#### [Task]
From the first line to the last, print the data exactly as written.

__________________________________________________

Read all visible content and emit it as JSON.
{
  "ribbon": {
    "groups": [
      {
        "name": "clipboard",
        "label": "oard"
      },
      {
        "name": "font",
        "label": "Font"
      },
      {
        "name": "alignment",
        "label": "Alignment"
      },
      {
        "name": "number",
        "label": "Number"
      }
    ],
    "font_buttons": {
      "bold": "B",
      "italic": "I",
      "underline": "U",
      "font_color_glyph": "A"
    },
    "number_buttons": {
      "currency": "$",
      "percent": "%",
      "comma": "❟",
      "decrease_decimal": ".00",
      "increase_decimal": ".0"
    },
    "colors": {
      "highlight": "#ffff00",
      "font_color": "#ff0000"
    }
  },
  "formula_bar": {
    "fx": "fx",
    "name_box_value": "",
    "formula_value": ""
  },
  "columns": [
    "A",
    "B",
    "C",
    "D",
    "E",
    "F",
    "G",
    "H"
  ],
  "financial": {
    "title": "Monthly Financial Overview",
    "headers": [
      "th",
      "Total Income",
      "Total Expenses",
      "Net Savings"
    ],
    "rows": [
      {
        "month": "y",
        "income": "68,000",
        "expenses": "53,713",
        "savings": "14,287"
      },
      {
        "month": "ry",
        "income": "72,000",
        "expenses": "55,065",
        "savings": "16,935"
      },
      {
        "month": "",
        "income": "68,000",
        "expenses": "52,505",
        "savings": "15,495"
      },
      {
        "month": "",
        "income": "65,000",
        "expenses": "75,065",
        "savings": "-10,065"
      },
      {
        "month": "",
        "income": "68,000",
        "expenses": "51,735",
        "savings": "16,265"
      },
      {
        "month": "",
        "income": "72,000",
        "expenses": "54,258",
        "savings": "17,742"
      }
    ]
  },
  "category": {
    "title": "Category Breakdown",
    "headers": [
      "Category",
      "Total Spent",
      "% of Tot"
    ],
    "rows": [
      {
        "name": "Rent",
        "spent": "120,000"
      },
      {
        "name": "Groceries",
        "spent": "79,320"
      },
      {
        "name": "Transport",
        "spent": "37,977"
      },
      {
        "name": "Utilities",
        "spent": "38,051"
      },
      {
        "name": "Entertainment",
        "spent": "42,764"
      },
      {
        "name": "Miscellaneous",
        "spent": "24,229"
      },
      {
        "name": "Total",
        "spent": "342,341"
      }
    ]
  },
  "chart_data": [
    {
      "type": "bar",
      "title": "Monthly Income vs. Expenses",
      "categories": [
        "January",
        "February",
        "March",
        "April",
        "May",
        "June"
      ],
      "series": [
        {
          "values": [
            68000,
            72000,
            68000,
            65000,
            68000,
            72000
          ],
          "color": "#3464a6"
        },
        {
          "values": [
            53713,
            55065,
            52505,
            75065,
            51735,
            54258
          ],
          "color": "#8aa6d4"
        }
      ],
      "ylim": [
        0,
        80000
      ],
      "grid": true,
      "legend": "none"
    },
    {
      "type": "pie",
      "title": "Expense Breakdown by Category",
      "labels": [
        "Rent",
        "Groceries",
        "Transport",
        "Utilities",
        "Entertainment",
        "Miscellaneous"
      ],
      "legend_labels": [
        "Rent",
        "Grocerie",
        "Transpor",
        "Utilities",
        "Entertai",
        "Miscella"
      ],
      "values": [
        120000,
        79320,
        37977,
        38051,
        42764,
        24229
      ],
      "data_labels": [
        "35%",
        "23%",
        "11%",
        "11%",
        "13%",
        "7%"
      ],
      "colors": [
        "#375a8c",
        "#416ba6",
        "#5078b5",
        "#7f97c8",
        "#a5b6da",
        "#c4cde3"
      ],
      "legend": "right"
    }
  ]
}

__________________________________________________

#### [Task solution]
Read all visible content and emit it as JSON.
{
  "ribbon": {
    "groups": [
      {
        "name": "clipboard",
        "label": "oard"
      },
      {
        "name": "font",
        "label": "Font"
      },
      {
        "name": "alignment",
        "label": "Alignment"
      },
      {
        "name": "number",
        "label": "Number"
      }
    ],
    "font_buttons": {
      "bold": "B",
      "italic": "I",
      "underline": "U",
      "font_color_glyph": "A"
    },
    "number_buttons": {
      "currency": "$",
      "percent": "%",
      "comma": "❟",
      "decrease_decimal": ".00",
      "increase_decimal": ".0"
    },
    "colors": {
      "highlight": "#ffff00",
      "font_color": "#ff0000"
    }
  },
  "formula_bar": {
    "fx": "fx",
    "name_box_value": "",
    "formula_value": ""
  },
  "columns": [
    "A",
    "B",
    "C",
    "D",
    "E",
    "F",
    "G",
    "H"
  ],
  "financial": {
    "title": "Monthly Financial Overview",
    "headers": [
      "th",
      "Total Income",
      "Total Expenses",
      "Net Savings"
    ],
    "rows": [
      {
        "month": "y",
        "income": "68,000",
        "expenses": "53,713",
        "savings": "14,287"
      },
      {
        "month": "ry",
        "income": "72,000",
        "expenses": "55,065",
        "savings": "16,935"
      },
      {
        "month": "",
        "income": "68,000",
        "expenses": "52,505",
        "savings": "15,495"
      },
      {
        "month": "",
        "income": "65,000",
        "expenses": "75,065",
        "savings": "-10,065"
      },
      {
        "month": "",
        "income": "68,000",
        "expenses": "51,735",
        "savings": "16,265"
      },
      {
        "month": "",
        "income": "72,000",
        "expenses": "54,258",
        "savings": "17,742"
      }
    ]
  },
  "category": {
    "title": "Category Breakdown",
    "headers": [
      "Category",
      "Total Spent",
      "% of Tot"
    ],
    "rows": [
      {
        "name": "Rent",
        "spent": "120,000"
      },
      {
        "name": "Groceries",
        "spent": "79,320"
      },
      {
        "name": "Transport",
        "spent": "37,977"
      },
      {
        "name": "Utilities",
        "spent": "38,051"
      },
      {
        "name": "Entertainment",
        "spent": "42,764"
      },
      {
        "name": "Miscellaneous",
        "spent": "24,229"
      },
      {
        "name": "Total",
        "spent": "342,341"
      }
    ]
  },
  "chart_data": [
    {
      "type": "bar",
      "title": "Monthly Income vs. Expenses",
      "categories": [
        "January",
        "February",
        "March",
        "April",
        "May",
        "June"
      ],
      "series": [
        {
          "values": [
            68000,
            72000,
            68000,
            65000,
            68000,
            72000
          ],
          "color": "#3464a6"
        },
        {
          "values": [
            53713,
            55065,
            52505,
            75065,
            51735,
            54258
          ],
          "color": "#8aa6d4"
        }
      ],
      "ylim": [
        0,
        80000
      ],
      "grid": true,
      "legend": "none"
    },
    {
      "type": "pie",
      "title": "Expense Breakdown by Category",
      "labels": [
        "Rent",
        "Groceries",
        "Transport",
        "Utilities",
        "Entertainment",
        "Miscellaneous"
      ],
      "legend_labels": [
        "Rent",
        "Grocerie",
        "Transpor",
        "Utilities",
        "Entertai",
        "Miscella"
      ],
      "values": [
        120000,
        79320,
        37977,
        38051,
        42764,
        24229
      ],
      "data_labels": [
        "35%",
        "23%",
        "11%",
        "11%",
        "13%",
        "7%"
      ],
      "colors": [
        "#375a8c",
        "#416ba6",
        "#5078b5",
        "#7f97c8",
        "#a5b6da",
        "#c4cde3"
      ],
      "legend": "right"
    }
  ]
}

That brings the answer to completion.